Tools of the trade
The post-mortem examiner visually surveys the body's surface before opening and entering the body with the help of a scalpel and other instruments. After visual examination of the body cavities, the examiner removes parts for chemical analysis, inspection with a microscope, and other tests. Tools and tool kits specially adapted for use in autopsy first appeared in the early 19th century.
For centuries, anatomical specimens from the bodies of crime victims have been used as teaching tools and souvenirs of interesting or important cases. These specimens demonstrate various types of traumatic wounds of the heart, kidney, and stomach. They were prepared in the 1930s by the New York City Medical Examiner's Office.

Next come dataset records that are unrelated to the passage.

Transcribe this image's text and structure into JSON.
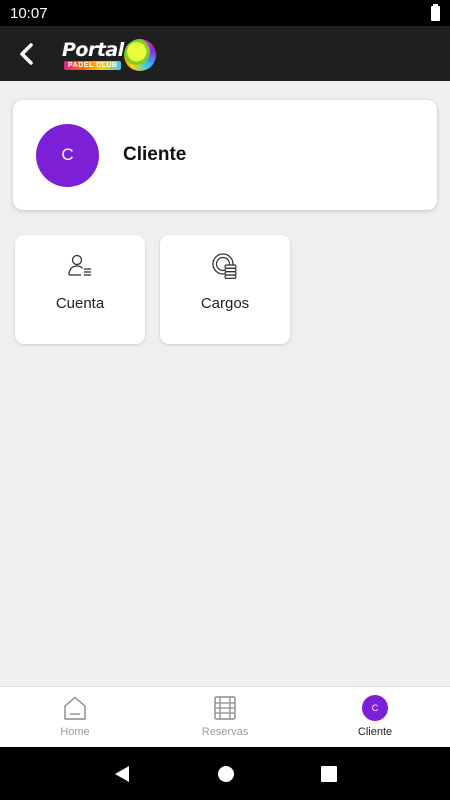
{
  "status_bar": {
    "time": "10:07"
  },
  "app_bar": {
    "logo_text": "Portal",
    "logo_subtext": "PADEL CLUB"
  },
  "client_card": {
    "avatar_initial": "C",
    "name": "Cliente"
  },
  "tiles": [
    {
      "label": "Cuenta",
      "icon": "user-list-icon"
    },
    {
      "label": "Cargos",
      "icon": "coins-icon"
    }
  ],
  "bottom_nav": {
    "items": [
      {
        "label": "Home",
        "icon": "home-icon",
        "active": false
      },
      {
        "label": "Reservas",
        "icon": "calendar-film-icon",
        "active": false
      },
      {
        "label": "Cliente",
        "icon": "avatar",
        "avatar_initial": "C",
        "active": true
      }
    ]
  },
  "colors": {
    "accent": "#7d1fd6",
    "app_bar": "#1f1f1f",
    "background": "#efefef"
  }
}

Changes after death
Physicians and surgeons first gained practical knowledge of death and decomposition through handling and dissecting bodies obtained for anatomical study. Over the course of the 19th and 20th centuries, the study of the decomposed body and body parts—the effects of time, environment, and manner of death—became a vital part of forensic science.
Fauna of the cadaver and time of death
In the 19th century, medico-legal researchers began studying patterns of insect colonization of the cadaver. Entomology, the study of insects, became one of the forensic sciences. By identifying the particular stages that insects go through as they develop on a dead body, and the succession of different species, forensic investigators attempt to determine where a victim died and estimate the time elapsed since death. These adult specimens represent some of the different insect species that colonize a cadaver.
The body farm: studying the science of decay
The Forensic Anthropology Center, at the University of Tennessee, Knoxville, conducts research into the postmortem decomposition of the human body. At the Center scientists study how variations in temperature, exposure, humidity and other environmental conditions affect cadavers and body parts. Their research has helped improve investigators' ability to estimate time of death and to identify individuals from skeletal remains. The Center also maintains a collection of documented human skeletons and has developed software that uses data from thousands of skeletons. Statistics from the database give investigators baselines that help them estimate the race, sex, and stature of unidentified bodies.